Here at La Colombe, we process decaffeinated coffee in two different ways!
For our Monte Carlo blend, we use Methylene Chloride (MC). Methylene chloride is a solvent used in both methods of direct decaffeination. The methylene chloride process is thought by some in the coffee industry to maintain coffee flavor better than other processes. During this decaffeination process, the coffee beans are soaked in hot water to extract most of the caffeine from the beans. The beans are then removed from the water and the methylene chloride solvent is added to bond with the caffeine. After the methylene chloride/caffeine compound is skimmed from the surface of the mixture, the beans are returned to reabsorb the liquid. T his method of decaffeination (sometimes called the KVW method in Europe) removes between 96% and 97% of the caffeine from a batch of coffee.
For all of our other decaf options, we use the Swiss Water Process (SWP). Swiss Water Process (SWP) coffees are free of added chemicals and processed using the cleanest water possible. The SWP process works through diffusion, not osmosis.
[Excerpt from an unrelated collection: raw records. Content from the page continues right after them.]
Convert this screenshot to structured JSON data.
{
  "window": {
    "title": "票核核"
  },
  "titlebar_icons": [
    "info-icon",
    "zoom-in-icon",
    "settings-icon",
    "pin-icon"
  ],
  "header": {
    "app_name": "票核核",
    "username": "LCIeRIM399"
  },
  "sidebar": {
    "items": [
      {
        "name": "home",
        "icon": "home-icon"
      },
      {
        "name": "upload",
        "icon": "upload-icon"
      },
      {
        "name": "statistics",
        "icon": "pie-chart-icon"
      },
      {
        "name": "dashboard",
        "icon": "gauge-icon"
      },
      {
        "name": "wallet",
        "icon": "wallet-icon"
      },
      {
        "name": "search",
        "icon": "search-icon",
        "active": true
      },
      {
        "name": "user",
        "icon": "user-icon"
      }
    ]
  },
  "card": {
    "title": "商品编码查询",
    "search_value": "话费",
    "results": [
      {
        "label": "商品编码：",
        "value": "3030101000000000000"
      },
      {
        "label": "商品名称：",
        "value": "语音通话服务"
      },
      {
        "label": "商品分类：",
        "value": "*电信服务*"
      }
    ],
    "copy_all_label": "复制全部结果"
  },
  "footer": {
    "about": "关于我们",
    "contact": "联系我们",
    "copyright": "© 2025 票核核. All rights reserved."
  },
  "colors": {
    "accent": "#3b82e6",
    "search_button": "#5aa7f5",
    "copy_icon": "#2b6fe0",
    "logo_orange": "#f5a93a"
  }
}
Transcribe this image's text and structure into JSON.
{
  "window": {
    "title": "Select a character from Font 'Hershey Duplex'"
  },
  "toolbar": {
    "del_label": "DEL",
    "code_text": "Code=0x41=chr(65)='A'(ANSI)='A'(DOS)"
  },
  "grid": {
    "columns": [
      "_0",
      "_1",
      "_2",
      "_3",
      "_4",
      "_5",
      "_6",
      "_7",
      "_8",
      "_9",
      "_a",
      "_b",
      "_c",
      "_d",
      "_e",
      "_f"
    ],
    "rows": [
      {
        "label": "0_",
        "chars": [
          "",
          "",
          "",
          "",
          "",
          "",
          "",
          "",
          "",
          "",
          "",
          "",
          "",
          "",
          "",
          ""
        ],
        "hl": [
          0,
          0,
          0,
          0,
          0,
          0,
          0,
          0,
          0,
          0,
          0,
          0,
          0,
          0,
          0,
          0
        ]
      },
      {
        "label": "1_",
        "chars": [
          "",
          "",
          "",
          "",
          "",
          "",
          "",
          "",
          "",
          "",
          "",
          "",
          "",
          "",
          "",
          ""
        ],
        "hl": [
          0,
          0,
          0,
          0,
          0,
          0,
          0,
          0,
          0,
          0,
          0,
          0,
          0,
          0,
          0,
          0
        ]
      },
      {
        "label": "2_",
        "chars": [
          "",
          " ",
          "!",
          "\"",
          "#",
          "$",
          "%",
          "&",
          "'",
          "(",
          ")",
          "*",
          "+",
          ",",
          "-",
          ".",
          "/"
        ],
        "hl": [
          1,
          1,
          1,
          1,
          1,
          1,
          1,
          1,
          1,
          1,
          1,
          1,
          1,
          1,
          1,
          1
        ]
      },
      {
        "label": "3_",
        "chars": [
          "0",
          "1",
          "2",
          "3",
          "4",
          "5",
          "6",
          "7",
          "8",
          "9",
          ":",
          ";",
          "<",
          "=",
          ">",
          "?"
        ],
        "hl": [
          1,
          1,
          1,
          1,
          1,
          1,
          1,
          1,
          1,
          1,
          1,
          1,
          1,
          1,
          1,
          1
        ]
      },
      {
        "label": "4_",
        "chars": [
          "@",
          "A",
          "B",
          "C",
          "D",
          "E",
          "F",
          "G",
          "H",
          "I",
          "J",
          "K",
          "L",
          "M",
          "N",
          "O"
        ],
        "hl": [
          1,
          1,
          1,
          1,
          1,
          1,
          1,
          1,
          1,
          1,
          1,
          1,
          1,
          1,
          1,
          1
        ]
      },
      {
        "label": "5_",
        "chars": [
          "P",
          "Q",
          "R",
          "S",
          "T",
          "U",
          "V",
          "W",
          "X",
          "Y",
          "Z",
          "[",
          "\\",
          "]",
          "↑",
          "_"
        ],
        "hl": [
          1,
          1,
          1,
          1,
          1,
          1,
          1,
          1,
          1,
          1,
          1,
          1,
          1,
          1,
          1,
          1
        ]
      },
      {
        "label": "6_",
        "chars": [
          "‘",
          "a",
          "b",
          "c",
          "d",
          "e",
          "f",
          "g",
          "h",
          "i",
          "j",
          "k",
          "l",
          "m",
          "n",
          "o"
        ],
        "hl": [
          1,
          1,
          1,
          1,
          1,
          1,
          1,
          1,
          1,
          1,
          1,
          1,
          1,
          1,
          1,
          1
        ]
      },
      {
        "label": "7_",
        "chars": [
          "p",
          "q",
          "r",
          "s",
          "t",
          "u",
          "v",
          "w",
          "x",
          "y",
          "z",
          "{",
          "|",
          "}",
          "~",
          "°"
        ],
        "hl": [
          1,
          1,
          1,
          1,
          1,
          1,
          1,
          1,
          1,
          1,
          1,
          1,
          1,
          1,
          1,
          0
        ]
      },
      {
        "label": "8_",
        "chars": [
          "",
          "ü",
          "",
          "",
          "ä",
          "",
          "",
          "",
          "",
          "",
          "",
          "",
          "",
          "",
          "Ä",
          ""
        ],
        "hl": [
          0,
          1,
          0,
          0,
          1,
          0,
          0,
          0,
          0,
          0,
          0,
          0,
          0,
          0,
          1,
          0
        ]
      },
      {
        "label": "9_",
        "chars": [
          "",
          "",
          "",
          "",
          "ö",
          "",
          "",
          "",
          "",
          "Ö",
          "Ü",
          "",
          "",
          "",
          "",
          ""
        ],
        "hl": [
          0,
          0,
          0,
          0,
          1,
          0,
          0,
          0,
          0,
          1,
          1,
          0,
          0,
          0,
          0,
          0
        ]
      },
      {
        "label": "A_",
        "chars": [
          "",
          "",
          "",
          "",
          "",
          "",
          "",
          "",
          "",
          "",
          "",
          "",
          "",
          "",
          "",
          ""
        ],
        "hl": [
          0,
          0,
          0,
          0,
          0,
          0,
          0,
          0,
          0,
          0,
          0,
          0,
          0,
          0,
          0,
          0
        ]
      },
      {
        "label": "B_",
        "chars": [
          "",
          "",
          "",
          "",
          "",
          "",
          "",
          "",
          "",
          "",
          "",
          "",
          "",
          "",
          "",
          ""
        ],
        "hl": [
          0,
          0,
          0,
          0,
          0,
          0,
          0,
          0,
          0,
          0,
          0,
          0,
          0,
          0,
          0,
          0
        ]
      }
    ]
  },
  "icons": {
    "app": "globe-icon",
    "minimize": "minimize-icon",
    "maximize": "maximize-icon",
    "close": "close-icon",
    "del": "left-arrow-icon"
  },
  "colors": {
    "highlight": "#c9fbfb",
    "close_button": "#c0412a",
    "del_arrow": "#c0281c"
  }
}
Initially, green coffee beans were soaked in water until all the caffeine and flavor compounds were extracted. The beans were then discarded, and the solution they created was run through a carbon filter that removed the caffeine, leaving behind only the flavor compounds—what SWP calls its green coffee extract, or GCE. When SWP decaffeinates a coffee, the beans are soaked with a small amount of the GCE, which creates a saturated solution in which the caffeine leaves but the coffee’s flavor compounds remain in place, unaffected.